(What you will do): Print the records below exactly, with no pictures.

(Exercise materials):
Segment Open

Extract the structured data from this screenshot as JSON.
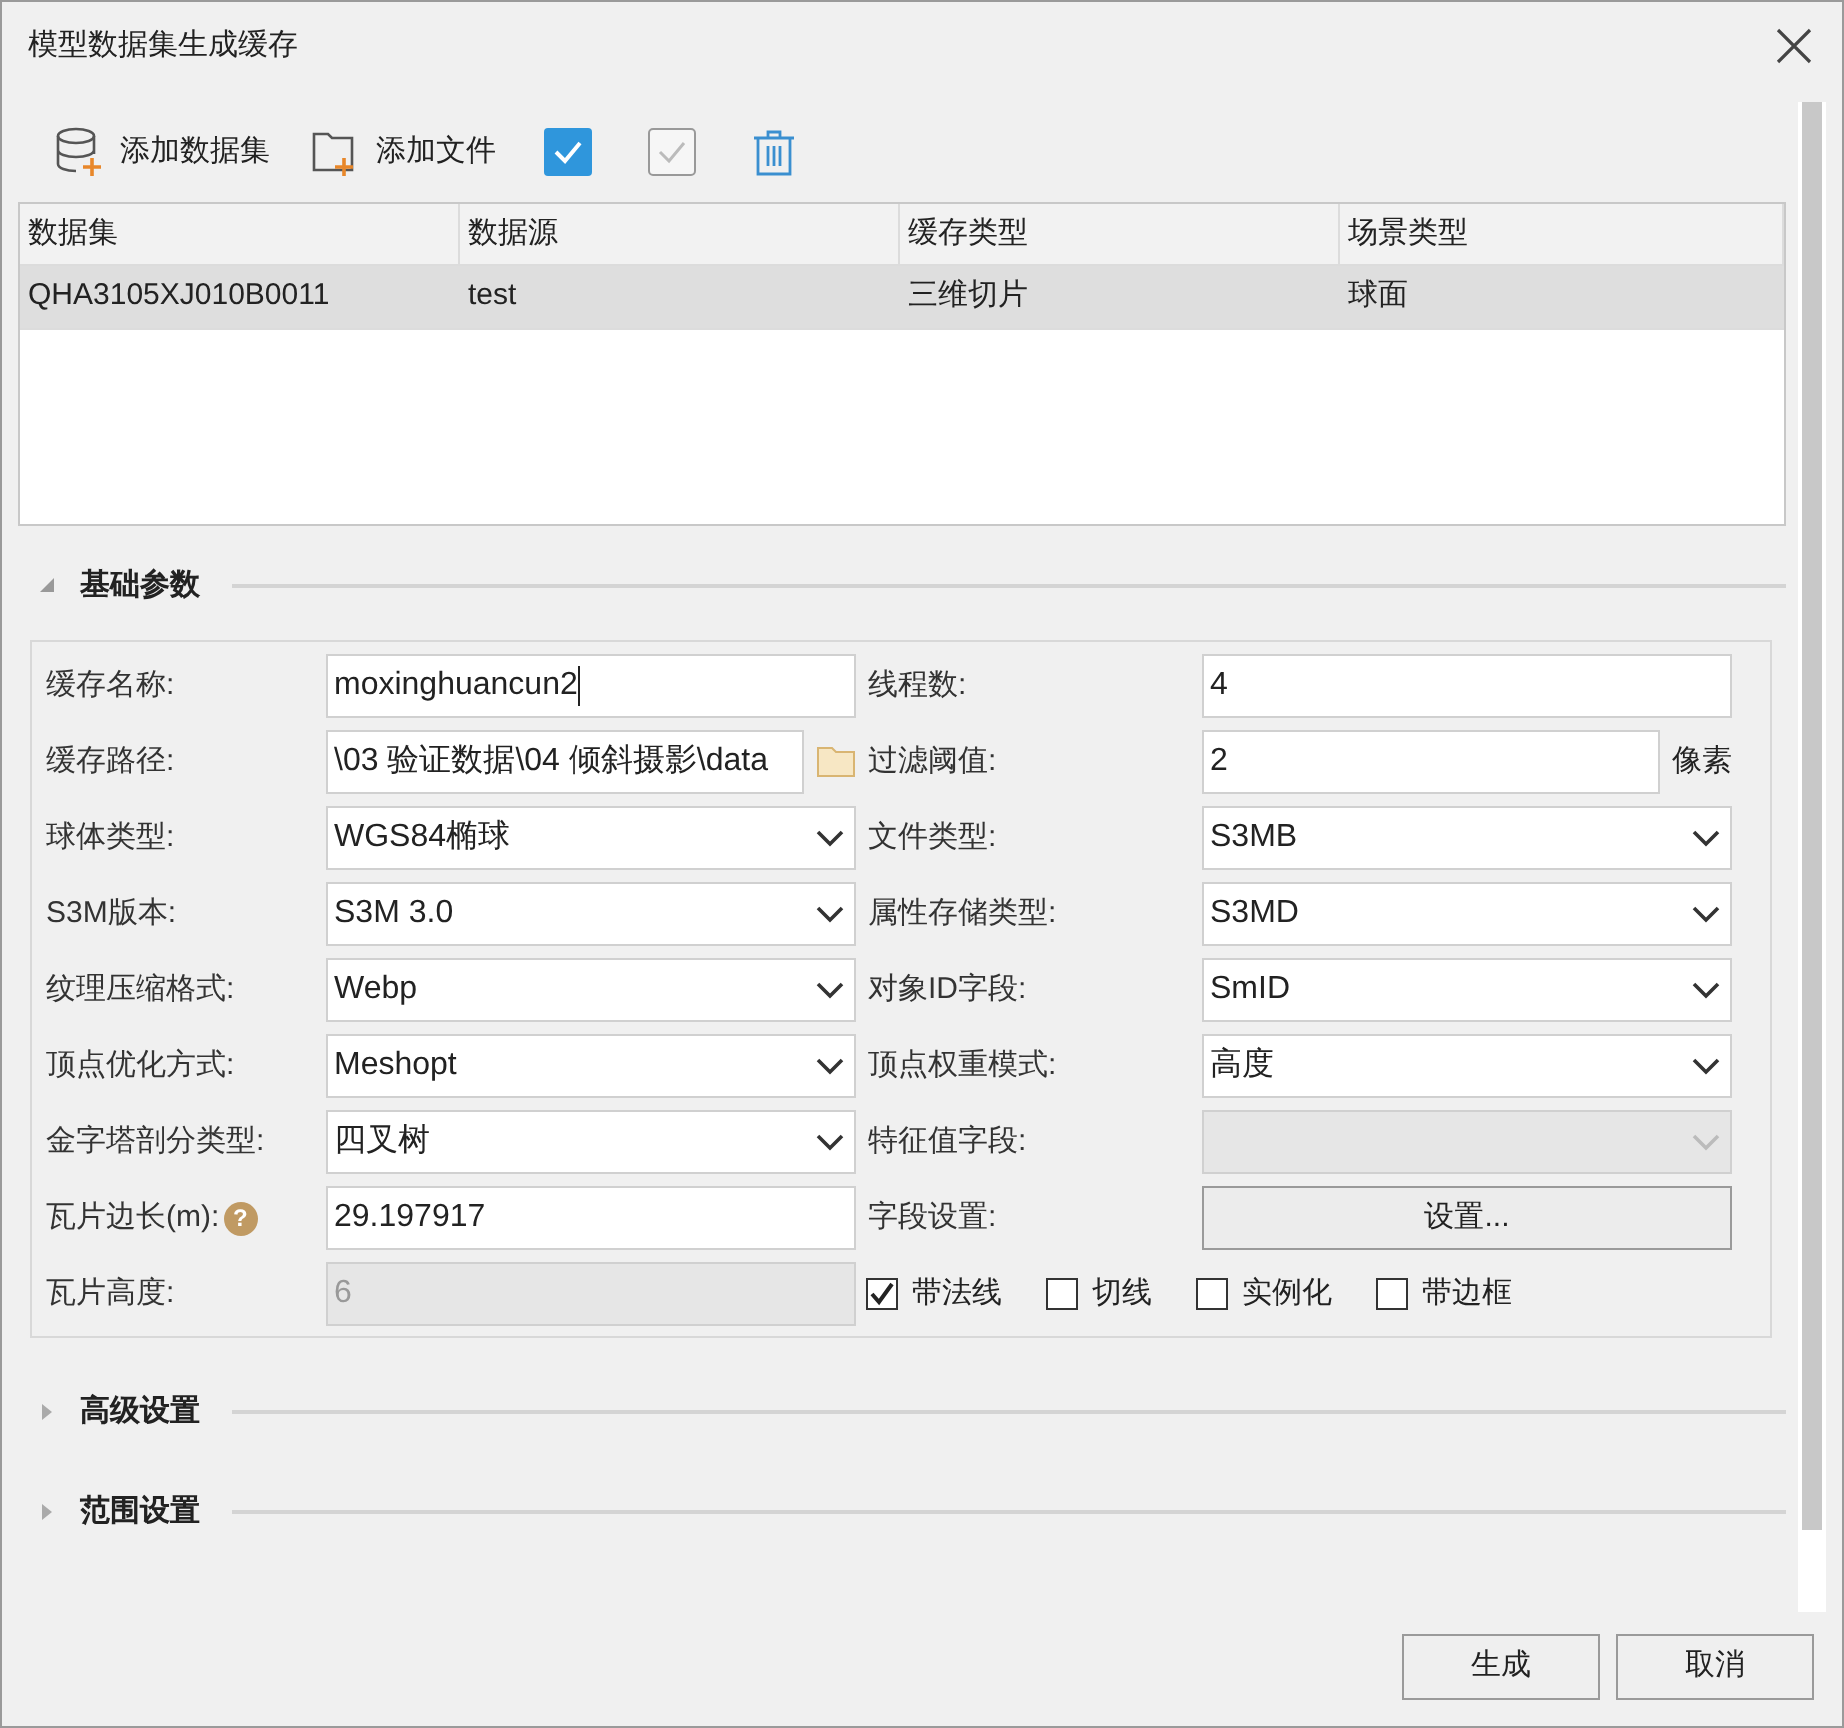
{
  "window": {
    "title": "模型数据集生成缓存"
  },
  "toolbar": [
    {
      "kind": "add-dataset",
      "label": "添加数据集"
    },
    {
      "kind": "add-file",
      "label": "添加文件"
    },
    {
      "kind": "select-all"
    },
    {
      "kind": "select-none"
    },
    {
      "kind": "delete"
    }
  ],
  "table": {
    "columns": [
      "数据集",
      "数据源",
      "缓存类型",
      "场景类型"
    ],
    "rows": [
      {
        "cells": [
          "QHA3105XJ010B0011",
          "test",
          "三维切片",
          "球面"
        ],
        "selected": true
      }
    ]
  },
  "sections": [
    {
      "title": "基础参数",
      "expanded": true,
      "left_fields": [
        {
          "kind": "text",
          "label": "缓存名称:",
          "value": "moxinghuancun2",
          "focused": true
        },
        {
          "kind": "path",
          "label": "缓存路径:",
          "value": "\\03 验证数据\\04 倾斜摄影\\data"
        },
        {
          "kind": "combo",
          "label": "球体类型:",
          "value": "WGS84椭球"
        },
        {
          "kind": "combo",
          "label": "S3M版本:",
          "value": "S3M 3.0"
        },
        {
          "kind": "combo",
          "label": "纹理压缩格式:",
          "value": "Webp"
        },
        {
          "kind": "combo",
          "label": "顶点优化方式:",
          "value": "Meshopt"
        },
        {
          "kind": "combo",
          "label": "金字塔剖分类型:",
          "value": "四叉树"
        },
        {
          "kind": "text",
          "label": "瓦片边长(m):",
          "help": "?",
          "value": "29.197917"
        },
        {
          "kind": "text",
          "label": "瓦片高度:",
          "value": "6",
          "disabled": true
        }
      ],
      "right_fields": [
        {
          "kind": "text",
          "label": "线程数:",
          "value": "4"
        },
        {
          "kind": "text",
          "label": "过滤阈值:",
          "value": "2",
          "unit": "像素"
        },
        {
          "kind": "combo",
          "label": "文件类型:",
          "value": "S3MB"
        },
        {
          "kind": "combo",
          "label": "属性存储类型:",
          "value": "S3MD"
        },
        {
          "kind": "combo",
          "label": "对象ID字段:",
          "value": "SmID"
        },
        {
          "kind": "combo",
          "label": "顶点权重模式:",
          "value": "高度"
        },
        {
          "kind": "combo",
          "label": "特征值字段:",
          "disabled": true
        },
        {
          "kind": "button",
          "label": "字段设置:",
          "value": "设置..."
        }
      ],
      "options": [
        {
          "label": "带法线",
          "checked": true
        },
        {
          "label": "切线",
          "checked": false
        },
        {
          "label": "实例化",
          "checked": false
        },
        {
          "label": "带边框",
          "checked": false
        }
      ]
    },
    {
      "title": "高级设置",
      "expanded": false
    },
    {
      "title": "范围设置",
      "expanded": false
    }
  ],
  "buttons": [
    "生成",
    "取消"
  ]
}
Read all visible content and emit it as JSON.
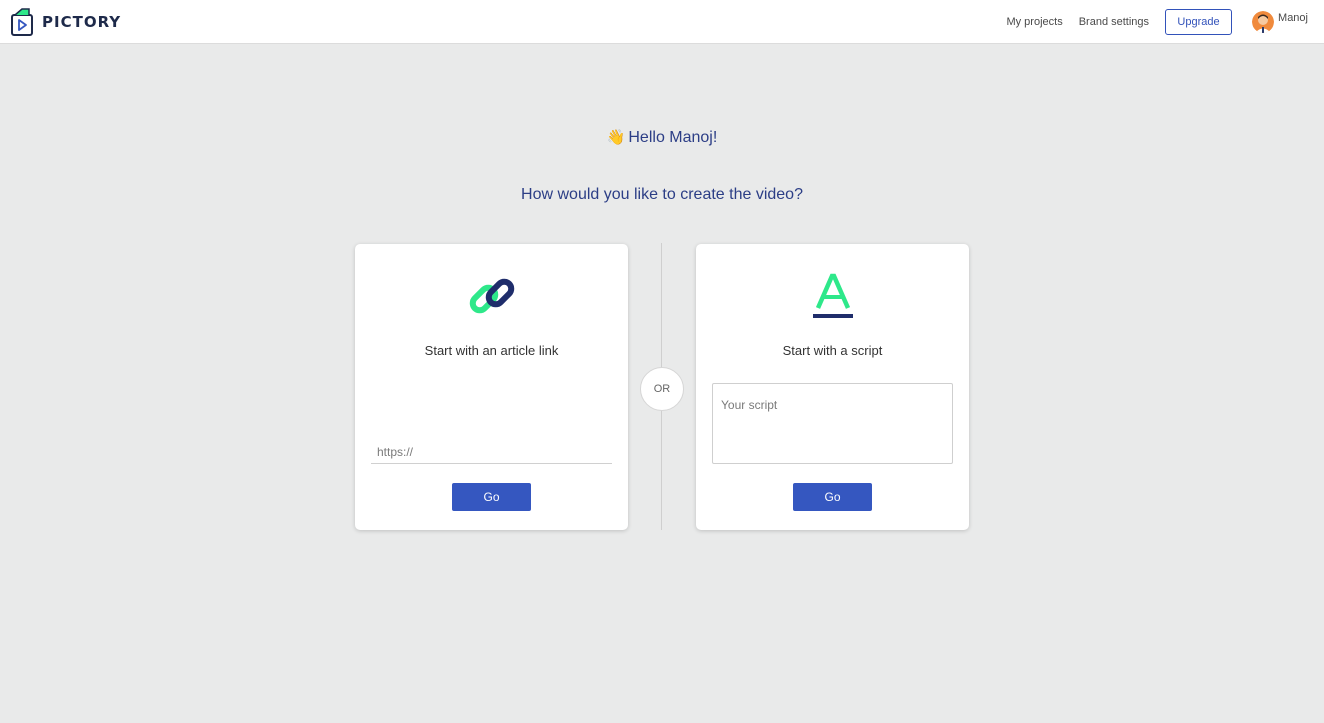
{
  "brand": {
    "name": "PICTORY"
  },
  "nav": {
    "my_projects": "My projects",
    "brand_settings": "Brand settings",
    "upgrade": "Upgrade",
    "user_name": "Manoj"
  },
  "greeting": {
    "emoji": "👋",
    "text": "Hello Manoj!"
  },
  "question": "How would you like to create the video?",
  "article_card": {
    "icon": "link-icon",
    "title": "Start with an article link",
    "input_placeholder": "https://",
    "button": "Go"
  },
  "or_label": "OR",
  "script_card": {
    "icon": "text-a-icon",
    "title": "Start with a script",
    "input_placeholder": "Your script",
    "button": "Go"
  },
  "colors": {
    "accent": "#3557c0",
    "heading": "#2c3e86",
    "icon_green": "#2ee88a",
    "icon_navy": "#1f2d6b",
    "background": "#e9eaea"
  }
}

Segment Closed

(Exercise result):
Extract the structured data from this screenshot as JSON.
{
  "window": {
    "title": "模型数据集生成缓存"
  },
  "toolbar": [
    {
      "kind": "add-dataset",
      "label": "添加数据集"
    },
    {
      "kind": "add-file",
      "label": "添加文件"
    },
    {
      "kind": "select-all"
    },
    {
      "kind": "select-none"
    },
    {
      "kind": "delete"
    }
  ],
  "table": {
    "columns": [
      "数据集",
      "数据源",
      "缓存类型",
      "场景类型"
    ],
    "rows": [
      {
        "cells": [
          "QHA3105XJ010B0011",
          "test",
          "三维切片",
          "球面"
        ],
        "selected": true
      }
    ]
  },
  "sections": [
    {
      "title": "基础参数",
      "expanded": true,
      "left_fields": [
        {
          "kind": "text",
          "label": "缓存名称:",
          "value": "moxinghuancun2",
          "focused": true
        },
        {
          "kind": "path",
          "label": "缓存路径:",
          "value": "\\03 验证数据\\04 倾斜摄影\\data"
        },
        {
          "kind": "combo",
          "label": "球体类型:",
          "value": "WGS84椭球"
        },
        {
          "kind": "combo",
          "label": "S3M版本:",
          "value": "S3M 3.0"
        },
        {
          "kind": "combo",
          "label": "纹理压缩格式:",
          "value": "Webp"
        },
        {
          "kind": "combo",
          "label": "顶点优化方式:",
          "value": "Meshopt"
        },
        {
          "kind": "combo",
          "label": "金字塔剖分类型:",
          "value": "四叉树"
        },
        {
          "kind": "text",
          "label": "瓦片边长(m):",
          "help": "?",
          "value": "29.197917"
        },
        {
          "kind": "text",
          "label": "瓦片高度:",
          "value": "6",
          "disabled": true
        }
      ],
      "right_fields": [
        {
          "kind": "text",
          "label": "线程数:",
          "value": "4"
        },
        {
          "kind": "text",
          "label": "过滤阈值:",
          "value": "2",
          "unit": "像素"
        },
        {
          "kind": "combo",
          "label": "文件类型:",
          "value": "S3MB"
        },
        {
          "kind": "combo",
          "label": "属性存储类型:",
          "value": "S3MD"
        },
        {
          "kind": "combo",
          "label": "对象ID字段:",
          "value": "SmID"
        },
        {
          "kind": "combo",
          "label": "顶点权重模式:",
          "value": "高度"
        },
        {
          "kind": "combo",
          "label": "特征值字段:",
          "disabled": true
        },
        {
          "kind": "button",
          "label": "字段设置:",
          "value": "设置..."
        }
      ],
      "options": [
        {
          "label": "带法线",
          "checked": true
        },
        {
          "label": "切线",
          "checked": false
        },
        {
          "label": "实例化",
          "checked": false
        },
        {
          "label": "带边框",
          "checked": false
        }
      ]
    },
    {
      "title": "高级设置",
      "expanded": false
    },
    {
      "title": "范围设置",
      "expanded": false
    }
  ],
  "buttons": [
    "生成",
    "取消"
  ]
}
Read all visible content and emit it as JSON.
{
  "brand": {
    "name": "PICTORY"
  },
  "nav": {
    "my_projects": "My projects",
    "brand_settings": "Brand settings",
    "upgrade": "Upgrade",
    "user_name": "Manoj"
  },
  "greeting": {
    "emoji": "👋",
    "text": "Hello Manoj!"
  },
  "question": "How would you like to create the video?",
  "article_card": {
    "icon": "link-icon",
    "title": "Start with an article link",
    "input_placeholder": "https://",
    "button": "Go"
  },
  "or_label": "OR",
  "script_card": {
    "icon": "text-a-icon",
    "title": "Start with a script",
    "input_placeholder": "Your script",
    "button": "Go"
  },
  "colors": {
    "accent": "#3557c0",
    "heading": "#2c3e86",
    "icon_green": "#2ee88a",
    "icon_navy": "#1f2d6b",
    "background": "#e9eaea"
  }
}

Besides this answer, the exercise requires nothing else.